Bruno Vincent / Getty Images

The lack of nuance in her September 8 speech at the Brisbane Writers Festival proves that she mostly doesn’t get it.

In an attempt to advocate for fiction without boundaries, Shriver, best-selling author of We Need to Talk About Kevin and Orange Prize winner, declared the criticism of cultural appropriation “a passing fad” and claimed that “membership of a larger group is not an identity.” Instead of stopping there, she colored her borderline offensive comment with examples: “Being Asian is not an identity. Being gay is not an identity. Being deaf, blind, or wheelchair-bound is not an identity, nor is being economically deprived.”

My question for Shriver is: If these labels are not identities, if being gay or disabled is not a part of who you are, then why are hundreds of people abused, shamed, and killed everyday because of them? Why are these individuals barred from exercising certain rights and privileges, if these traits, as we will call them, are not important parts of the self?

Shriver, who is German-American, also wants us to know that she welcomes others’ adoption of her heritage. She is “more than happy for anyone ... to don a Tyrolean hat, pull on some leiderhosen, pour themselves a weisbier, and belt out the Hoffbrauhaus Song.”

What Shriver seems to miss about cultural appropriation is its inextricable link to power. This example proves the necessity of cultural appropriation studies in the first place. A Mexican in a Tyrolean hat is not the same as a group of college kids partying in sombreros.
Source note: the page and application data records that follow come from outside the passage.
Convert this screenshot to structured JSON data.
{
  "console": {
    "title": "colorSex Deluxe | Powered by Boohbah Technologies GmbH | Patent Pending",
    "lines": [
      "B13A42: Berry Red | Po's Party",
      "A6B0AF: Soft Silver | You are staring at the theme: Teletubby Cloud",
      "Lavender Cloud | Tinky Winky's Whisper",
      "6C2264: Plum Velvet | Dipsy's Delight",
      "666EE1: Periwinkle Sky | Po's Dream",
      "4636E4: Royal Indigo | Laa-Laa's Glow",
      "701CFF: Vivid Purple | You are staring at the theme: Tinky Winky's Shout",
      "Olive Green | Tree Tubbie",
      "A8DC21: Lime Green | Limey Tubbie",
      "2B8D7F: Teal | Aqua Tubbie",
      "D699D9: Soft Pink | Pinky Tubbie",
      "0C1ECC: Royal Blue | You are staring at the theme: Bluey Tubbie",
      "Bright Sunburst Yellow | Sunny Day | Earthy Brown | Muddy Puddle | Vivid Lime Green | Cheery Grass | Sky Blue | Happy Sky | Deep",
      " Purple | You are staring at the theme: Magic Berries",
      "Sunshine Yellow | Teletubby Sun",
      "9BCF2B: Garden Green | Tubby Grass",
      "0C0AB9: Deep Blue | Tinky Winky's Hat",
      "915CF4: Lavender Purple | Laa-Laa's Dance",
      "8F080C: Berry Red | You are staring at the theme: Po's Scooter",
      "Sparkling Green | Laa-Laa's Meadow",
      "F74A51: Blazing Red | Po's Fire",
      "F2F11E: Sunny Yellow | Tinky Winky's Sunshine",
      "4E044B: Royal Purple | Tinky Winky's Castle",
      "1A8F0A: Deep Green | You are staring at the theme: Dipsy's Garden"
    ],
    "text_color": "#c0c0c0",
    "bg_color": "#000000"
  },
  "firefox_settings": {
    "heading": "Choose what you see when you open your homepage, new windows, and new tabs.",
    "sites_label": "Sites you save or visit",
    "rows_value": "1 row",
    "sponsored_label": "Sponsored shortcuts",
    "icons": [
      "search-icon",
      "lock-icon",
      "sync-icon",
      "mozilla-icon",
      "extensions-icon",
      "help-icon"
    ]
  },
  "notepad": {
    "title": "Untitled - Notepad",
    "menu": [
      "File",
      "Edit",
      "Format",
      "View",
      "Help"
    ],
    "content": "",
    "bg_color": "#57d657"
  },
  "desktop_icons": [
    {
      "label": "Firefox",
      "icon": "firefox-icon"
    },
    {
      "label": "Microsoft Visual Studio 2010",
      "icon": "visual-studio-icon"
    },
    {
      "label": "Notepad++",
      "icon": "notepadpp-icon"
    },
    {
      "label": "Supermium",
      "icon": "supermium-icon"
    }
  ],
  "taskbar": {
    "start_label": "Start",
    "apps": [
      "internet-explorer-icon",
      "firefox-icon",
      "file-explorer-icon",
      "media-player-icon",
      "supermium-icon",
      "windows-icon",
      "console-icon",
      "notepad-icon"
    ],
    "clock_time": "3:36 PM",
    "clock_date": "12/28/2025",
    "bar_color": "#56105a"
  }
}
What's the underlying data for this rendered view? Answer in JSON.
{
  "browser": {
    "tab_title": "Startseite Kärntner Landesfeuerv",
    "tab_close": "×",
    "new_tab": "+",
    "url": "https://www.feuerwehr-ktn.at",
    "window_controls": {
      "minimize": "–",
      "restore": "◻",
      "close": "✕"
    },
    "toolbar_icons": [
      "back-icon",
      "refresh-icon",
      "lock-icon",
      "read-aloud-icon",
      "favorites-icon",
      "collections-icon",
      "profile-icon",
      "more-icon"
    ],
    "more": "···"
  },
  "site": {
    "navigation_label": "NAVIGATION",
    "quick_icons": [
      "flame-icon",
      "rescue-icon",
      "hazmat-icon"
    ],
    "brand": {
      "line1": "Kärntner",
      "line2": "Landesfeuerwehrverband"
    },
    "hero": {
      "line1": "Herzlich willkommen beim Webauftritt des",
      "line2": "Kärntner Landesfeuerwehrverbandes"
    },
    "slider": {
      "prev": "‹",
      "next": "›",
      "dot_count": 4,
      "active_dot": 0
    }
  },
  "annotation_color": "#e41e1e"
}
Cultural appropriation is when the wearing of a hat makes one group the butt of jokes and another “cultured.”